--- WHAT TO WORK ON ---
Return exactly the span that opens with the line containing "Convert this screenshot" and closes with the final line of the records, both included.

--- SUPPLIED MATERIAL ---
—————

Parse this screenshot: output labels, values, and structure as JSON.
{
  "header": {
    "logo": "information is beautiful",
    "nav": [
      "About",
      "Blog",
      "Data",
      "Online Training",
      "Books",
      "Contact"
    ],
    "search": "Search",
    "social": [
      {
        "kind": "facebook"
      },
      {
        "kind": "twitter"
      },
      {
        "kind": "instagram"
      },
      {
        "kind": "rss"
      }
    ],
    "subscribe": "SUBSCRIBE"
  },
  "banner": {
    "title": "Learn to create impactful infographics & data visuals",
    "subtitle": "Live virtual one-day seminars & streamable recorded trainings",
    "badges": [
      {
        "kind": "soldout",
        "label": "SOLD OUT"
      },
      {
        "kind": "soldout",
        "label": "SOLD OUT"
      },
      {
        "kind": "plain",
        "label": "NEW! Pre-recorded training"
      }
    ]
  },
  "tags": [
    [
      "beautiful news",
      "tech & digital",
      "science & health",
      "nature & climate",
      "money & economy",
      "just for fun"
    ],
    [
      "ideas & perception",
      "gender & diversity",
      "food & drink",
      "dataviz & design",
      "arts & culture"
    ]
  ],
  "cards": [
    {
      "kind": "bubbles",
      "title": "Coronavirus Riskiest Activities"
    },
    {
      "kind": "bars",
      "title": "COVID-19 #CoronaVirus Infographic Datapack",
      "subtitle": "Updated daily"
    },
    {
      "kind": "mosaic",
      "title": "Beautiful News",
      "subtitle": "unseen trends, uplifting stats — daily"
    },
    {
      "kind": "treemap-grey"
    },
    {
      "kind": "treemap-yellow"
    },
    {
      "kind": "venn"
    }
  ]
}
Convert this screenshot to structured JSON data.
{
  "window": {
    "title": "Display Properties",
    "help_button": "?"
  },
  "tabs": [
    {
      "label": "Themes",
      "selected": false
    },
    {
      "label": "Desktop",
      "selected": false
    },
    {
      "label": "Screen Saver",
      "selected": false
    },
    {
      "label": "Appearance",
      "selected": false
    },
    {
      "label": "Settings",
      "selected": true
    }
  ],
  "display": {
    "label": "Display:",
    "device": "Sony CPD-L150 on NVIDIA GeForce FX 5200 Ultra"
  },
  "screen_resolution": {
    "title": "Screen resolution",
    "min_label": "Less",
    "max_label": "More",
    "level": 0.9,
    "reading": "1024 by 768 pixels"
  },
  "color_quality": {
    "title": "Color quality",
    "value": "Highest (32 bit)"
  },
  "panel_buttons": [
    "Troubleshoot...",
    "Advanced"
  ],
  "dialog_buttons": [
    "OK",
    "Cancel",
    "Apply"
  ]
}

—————

--- EXERCISE SOLUTION ---
Convert this screenshot to structured JSON data.
{
  "window": {
    "title": "Display Properties",
    "help_button": "?"
  },
  "tabs": [
    {
      "label": "Themes",
      "selected": false
    },
    {
      "label": "Desktop",
      "selected": false
    },
    {
      "label": "Screen Saver",
      "selected": false
    },
    {
      "label": "Appearance",
      "selected": false
    },
    {
      "label": "Settings",
      "selected": true
    }
  ],
  "display": {
    "label": "Display:",
    "device": "Sony CPD-L150 on NVIDIA GeForce FX 5200 Ultra"
  },
  "screen_resolution": {
    "title": "Screen resolution",
    "min_label": "Less",
    "max_label": "More",
    "level": 0.9,
    "reading": "1024 by 768 pixels"
  },
  "color_quality": {
    "title": "Color quality",
    "value": "Highest (32 bit)"
  },
  "panel_buttons": [
    "Troubleshoot...",
    "Advanced"
  ],
  "dialog_buttons": [
    "OK",
    "Cancel",
    "Apply"
  ]
}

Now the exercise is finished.